STEP 1.  The Basic Responsibility for Support:  The 1978 act changed the responsibility for support from the airlines as a cost of business to the Federal government.  With this change, it appears the “game” has become reducing cost and increasing revenues irrespective of its impact on populations (except in Alaska and Hawaii).  The airlines have undertaken this by increasing revenues through congesting seating, reducing amenities on flights and distancing from the distraction of less profitable or non-profitable connecting routes.  Regarding connectivity and the United States air network, this should be addressed by placing the basic responsibility for connecting routes with the airlines under federal government supervision.  The elimination of any route should involve due process guarantees and the ability of the federal arbitrator to “hold-in” service at the airline’s cost for some period of time.

Step 2.  The Airlines Should Be Supported with Support Monies Generated from Airline Users:  Currently, The $250M used to support the program is derived from overflight fees (about $108M) and a general appropriation.  Consistent with a theme that the basic responsibilities rests with the airlines and the general taxpayer should not be burdened, a fee of up to $1.00 per enplanement should be authorized.

Based on about 800,000,000 annual enplanement in the United States, this could raise sufficient monies to support the program.  At current levels, the assessment in additional to overflight fees would be about 20 cents ($.20) per ticket.  The allocation of the subsidy could be established as an aspect of the arbitration to be performed by the US representative with members of the community losing service and the airline dropping service.

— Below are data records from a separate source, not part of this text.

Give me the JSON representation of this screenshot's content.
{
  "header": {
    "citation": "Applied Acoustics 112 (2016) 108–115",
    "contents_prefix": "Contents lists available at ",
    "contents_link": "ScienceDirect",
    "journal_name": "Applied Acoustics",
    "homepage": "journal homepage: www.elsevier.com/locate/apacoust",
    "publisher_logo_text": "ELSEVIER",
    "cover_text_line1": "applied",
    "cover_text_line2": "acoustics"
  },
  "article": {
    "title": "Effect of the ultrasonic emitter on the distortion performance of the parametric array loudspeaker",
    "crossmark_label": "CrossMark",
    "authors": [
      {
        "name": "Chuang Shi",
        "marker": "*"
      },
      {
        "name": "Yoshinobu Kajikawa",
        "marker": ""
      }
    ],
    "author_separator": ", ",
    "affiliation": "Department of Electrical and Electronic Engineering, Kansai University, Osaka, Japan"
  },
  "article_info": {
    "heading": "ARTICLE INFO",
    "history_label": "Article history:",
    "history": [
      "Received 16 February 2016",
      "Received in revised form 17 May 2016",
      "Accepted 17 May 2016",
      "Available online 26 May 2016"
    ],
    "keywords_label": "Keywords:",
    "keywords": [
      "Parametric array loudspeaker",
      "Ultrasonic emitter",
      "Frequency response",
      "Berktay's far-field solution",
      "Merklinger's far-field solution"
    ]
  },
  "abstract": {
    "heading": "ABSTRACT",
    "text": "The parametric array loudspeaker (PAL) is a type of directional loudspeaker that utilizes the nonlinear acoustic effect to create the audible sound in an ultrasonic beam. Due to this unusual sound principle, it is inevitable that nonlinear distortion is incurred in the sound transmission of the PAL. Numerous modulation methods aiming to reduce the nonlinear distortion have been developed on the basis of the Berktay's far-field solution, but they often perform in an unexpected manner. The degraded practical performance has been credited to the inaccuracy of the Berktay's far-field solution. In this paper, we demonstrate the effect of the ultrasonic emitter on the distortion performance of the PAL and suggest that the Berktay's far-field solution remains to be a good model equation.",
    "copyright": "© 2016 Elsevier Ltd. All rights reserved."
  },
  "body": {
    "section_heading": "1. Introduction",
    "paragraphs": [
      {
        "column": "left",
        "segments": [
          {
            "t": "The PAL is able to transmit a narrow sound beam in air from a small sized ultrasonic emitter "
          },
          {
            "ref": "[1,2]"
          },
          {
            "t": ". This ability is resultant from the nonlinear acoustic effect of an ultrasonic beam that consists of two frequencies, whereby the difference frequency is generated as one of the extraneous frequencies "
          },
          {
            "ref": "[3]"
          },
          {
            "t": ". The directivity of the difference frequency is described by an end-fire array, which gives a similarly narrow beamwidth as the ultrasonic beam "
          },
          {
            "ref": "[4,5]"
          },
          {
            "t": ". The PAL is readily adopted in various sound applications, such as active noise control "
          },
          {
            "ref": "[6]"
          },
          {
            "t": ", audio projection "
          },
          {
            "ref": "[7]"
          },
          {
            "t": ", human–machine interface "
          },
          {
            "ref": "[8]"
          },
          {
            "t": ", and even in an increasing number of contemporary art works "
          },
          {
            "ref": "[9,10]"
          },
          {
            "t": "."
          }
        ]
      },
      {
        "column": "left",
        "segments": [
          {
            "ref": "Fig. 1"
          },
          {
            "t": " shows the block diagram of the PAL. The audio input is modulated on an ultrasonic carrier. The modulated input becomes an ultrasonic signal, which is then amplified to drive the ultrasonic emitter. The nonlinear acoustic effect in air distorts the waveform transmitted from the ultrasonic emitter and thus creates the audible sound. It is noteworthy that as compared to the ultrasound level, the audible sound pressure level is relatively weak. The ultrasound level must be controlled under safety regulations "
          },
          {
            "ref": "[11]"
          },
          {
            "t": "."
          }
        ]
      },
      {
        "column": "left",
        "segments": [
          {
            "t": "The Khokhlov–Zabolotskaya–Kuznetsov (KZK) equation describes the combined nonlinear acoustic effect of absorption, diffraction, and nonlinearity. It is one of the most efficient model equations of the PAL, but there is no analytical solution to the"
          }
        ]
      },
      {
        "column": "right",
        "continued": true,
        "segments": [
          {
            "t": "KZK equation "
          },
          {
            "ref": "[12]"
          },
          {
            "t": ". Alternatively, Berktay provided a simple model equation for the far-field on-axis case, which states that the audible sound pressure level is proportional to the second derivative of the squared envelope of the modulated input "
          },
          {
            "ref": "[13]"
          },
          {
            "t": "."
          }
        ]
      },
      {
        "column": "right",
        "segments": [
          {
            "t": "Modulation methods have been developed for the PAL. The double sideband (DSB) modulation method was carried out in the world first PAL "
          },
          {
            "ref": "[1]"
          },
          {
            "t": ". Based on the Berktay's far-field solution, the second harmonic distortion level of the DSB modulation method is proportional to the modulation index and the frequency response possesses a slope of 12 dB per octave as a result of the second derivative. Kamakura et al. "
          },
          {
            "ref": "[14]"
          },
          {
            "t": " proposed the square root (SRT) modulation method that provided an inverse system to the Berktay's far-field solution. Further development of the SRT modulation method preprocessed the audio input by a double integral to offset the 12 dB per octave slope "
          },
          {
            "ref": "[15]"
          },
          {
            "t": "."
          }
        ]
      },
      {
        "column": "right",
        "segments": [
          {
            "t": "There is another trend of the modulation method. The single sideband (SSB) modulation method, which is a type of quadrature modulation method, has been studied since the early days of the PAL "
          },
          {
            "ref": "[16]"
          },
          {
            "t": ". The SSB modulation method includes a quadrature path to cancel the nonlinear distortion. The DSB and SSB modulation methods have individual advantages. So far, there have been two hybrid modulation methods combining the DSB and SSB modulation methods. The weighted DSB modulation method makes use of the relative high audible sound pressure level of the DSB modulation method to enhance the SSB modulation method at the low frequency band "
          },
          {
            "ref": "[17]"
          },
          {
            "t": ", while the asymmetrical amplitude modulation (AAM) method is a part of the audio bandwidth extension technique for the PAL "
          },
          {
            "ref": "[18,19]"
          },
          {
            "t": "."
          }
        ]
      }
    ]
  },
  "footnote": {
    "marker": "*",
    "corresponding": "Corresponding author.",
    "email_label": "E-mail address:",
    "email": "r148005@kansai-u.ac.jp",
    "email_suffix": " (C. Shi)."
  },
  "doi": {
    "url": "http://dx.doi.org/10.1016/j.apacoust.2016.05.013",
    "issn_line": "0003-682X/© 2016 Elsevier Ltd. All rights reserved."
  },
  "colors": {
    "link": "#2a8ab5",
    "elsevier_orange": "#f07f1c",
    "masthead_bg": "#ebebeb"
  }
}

The key question is the importance of providing connecting service throughout the United States.  Connection was critical in our history, but the Essential Air Service program has been focused on “shrinking” the support program since its inception.  The value of a fee supported program to maintain and potentially expand an efficient, comprehensive air network would invigorate economic activity within and outside the more metropolitan area and would advance important American values.  The change would empower rural populations and rural businesses.  We would significantly reduce the growing “fly-over” communities in America and work towards one-nation indivisible and assure the communities are not left-behind.